== Your task ==
Locate the lines of the listing below that hold "CADCHF", then copy each of them.
─── Data ───
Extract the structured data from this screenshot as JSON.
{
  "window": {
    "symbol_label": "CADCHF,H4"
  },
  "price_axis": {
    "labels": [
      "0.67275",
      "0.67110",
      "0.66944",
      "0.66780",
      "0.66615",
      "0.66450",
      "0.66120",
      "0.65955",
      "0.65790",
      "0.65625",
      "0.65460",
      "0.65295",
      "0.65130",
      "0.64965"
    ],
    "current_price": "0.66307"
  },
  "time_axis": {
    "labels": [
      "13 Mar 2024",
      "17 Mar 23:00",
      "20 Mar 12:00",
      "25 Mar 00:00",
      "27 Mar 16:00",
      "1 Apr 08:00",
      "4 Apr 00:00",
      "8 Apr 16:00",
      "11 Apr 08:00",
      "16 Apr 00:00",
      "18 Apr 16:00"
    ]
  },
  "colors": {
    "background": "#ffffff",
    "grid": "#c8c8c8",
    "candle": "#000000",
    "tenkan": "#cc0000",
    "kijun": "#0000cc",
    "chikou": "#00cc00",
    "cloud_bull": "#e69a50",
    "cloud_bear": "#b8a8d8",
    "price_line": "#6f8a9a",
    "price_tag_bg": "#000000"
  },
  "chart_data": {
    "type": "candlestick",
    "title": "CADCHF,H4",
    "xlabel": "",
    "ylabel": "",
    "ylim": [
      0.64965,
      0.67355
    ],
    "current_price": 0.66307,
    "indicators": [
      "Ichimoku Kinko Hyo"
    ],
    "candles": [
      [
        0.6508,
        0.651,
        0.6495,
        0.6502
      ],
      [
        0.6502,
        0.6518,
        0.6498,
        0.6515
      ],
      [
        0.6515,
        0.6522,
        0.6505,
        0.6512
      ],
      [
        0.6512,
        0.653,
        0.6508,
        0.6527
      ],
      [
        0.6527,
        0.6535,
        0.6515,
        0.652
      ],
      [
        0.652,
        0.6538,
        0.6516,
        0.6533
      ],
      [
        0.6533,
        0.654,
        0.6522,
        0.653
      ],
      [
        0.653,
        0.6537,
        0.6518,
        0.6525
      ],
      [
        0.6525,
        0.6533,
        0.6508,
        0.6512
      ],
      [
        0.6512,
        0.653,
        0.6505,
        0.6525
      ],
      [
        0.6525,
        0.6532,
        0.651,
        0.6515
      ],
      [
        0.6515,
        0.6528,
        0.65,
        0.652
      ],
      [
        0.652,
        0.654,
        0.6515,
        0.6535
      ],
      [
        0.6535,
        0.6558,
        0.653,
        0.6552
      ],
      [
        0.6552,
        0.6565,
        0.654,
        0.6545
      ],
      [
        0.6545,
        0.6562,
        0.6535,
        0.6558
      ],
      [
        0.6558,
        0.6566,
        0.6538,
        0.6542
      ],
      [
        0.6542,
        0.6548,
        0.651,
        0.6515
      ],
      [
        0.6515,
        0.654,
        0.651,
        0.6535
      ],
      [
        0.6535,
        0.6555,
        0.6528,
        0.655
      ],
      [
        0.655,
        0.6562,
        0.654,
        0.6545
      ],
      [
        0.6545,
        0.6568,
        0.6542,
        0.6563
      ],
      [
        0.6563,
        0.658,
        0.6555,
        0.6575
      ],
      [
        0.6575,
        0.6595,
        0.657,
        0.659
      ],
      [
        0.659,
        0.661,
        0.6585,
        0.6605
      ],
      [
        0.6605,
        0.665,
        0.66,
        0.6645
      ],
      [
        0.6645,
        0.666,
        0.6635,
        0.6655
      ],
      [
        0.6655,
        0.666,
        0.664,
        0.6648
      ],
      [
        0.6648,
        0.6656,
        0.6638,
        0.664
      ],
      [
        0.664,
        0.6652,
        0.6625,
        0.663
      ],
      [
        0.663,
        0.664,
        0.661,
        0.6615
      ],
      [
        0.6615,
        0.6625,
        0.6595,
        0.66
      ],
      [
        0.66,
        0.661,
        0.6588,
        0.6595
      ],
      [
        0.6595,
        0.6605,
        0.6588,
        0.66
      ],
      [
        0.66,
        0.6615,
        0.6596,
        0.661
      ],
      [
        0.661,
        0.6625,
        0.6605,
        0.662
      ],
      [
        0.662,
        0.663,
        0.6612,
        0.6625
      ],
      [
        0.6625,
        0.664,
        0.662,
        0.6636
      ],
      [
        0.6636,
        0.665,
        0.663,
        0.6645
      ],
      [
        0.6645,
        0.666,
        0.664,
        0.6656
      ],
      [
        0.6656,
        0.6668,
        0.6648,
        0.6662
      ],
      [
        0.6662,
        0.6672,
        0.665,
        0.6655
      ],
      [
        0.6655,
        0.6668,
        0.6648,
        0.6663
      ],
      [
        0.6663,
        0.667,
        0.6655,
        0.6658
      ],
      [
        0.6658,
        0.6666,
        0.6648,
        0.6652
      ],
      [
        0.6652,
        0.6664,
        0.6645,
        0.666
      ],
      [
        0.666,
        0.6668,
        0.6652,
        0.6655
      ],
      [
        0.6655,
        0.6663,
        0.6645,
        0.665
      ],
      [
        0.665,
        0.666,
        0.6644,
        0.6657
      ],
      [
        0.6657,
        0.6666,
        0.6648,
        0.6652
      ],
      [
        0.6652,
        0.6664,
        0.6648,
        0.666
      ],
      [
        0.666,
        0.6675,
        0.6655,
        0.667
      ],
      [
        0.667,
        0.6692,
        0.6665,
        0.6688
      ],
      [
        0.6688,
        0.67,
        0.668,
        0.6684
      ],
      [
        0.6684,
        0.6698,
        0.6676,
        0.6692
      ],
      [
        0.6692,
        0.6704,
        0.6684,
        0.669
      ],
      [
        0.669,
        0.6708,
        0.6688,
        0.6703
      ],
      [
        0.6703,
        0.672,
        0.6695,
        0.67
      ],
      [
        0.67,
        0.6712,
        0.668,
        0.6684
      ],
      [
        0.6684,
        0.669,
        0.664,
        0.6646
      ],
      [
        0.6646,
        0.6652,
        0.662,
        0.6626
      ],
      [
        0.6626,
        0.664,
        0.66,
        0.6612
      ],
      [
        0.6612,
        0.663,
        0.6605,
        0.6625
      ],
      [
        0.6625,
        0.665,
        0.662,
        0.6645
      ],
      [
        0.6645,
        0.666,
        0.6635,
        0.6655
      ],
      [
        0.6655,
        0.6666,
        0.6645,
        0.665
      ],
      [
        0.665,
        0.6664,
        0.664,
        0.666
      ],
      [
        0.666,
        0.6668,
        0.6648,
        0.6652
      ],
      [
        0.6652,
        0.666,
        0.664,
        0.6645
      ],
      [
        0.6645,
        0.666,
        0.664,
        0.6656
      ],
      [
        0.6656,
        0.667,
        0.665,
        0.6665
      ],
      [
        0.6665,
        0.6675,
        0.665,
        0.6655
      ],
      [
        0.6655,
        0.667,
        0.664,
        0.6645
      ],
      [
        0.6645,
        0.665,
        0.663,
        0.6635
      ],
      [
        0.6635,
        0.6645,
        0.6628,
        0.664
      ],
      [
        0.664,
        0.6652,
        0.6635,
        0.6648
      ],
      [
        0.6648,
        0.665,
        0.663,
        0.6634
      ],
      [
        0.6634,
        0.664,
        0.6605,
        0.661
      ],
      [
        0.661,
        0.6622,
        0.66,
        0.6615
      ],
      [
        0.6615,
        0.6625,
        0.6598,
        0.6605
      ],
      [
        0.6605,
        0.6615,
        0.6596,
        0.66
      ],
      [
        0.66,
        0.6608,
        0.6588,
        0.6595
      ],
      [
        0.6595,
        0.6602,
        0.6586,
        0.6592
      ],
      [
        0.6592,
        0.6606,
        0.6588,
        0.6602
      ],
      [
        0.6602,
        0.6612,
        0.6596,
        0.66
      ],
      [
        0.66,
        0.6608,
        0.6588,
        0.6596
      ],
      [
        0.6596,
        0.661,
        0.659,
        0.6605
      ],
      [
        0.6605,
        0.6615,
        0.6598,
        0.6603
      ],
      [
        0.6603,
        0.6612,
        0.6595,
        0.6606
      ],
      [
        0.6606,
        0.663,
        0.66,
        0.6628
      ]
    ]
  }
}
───
== Answer ==
    "symbol_label": "CADCHF,H4"
    "title": "CADCHF,H4",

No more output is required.